**DATA**

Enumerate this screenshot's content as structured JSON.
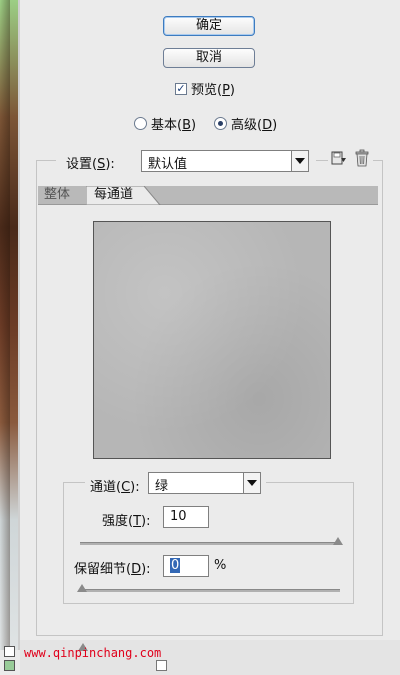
{
  "buttons": {
    "ok": "确定",
    "cancel": "取消"
  },
  "preview": {
    "label": "预览(",
    "key": "P",
    "close": ")",
    "checked": true
  },
  "mode": {
    "basic": {
      "label": "基本(",
      "key": "B",
      "close": ")",
      "selected": false
    },
    "advanced": {
      "label": "高级(",
      "key": "D",
      "close": ")",
      "selected": true
    }
  },
  "settings": {
    "label": "设置(",
    "key": "S",
    "close": "):",
    "value": "默认值"
  },
  "tabs": [
    {
      "label": "整体",
      "active": false
    },
    {
      "label": "每通道",
      "active": true
    }
  ],
  "channel": {
    "label": "通道(",
    "key": "C",
    "close": "):",
    "value": "绿"
  },
  "strength": {
    "label": "强度(",
    "key": "T",
    "close": "):",
    "value": "10",
    "slider_fraction": 1.0
  },
  "preserve": {
    "label": "保留细节(",
    "key": "D",
    "close": "):",
    "value": "0",
    "unit": "%",
    "slider_fraction": 0.0
  },
  "watermark": "www.qinpinchang.com",
  "colors": {
    "accent": "#3d7bbf",
    "watermark": "#e0001b"
  },
  "icons": {
    "save": "save-settings-icon",
    "delete": "trash-icon"
  }
}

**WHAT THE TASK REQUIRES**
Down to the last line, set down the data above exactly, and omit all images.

**YOUR RESPONSE**
Enumerate this screenshot's content as structured JSON.
{
  "buttons": {
    "ok": "确定",
    "cancel": "取消"
  },
  "preview": {
    "label": "预览(",
    "key": "P",
    "close": ")",
    "checked": true
  },
  "mode": {
    "basic": {
      "label": "基本(",
      "key": "B",
      "close": ")",
      "selected": false
    },
    "advanced": {
      "label": "高级(",
      "key": "D",
      "close": ")",
      "selected": true
    }
  },
  "settings": {
    "label": "设置(",
    "key": "S",
    "close": "):",
    "value": "默认值"
  },
  "tabs": [
    {
      "label": "整体",
      "active": false
    },
    {
      "label": "每通道",
      "active": true
    }
  ],
  "channel": {
    "label": "通道(",
    "key": "C",
    "close": "):",
    "value": "绿"
  },
  "strength": {
    "label": "强度(",
    "key": "T",
    "close": "):",
    "value": "10",
    "slider_fraction": 1.0
  },
  "preserve": {
    "label": "保留细节(",
    "key": "D",
    "close": "):",
    "value": "0",
    "unit": "%",
    "slider_fraction": 0.0
  },
  "watermark": "www.qinpinchang.com",
  "colors": {
    "accent": "#3d7bbf",
    "watermark": "#e0001b"
  },
  "icons": {
    "save": "save-settings-icon",
    "delete": "trash-icon"
  }
}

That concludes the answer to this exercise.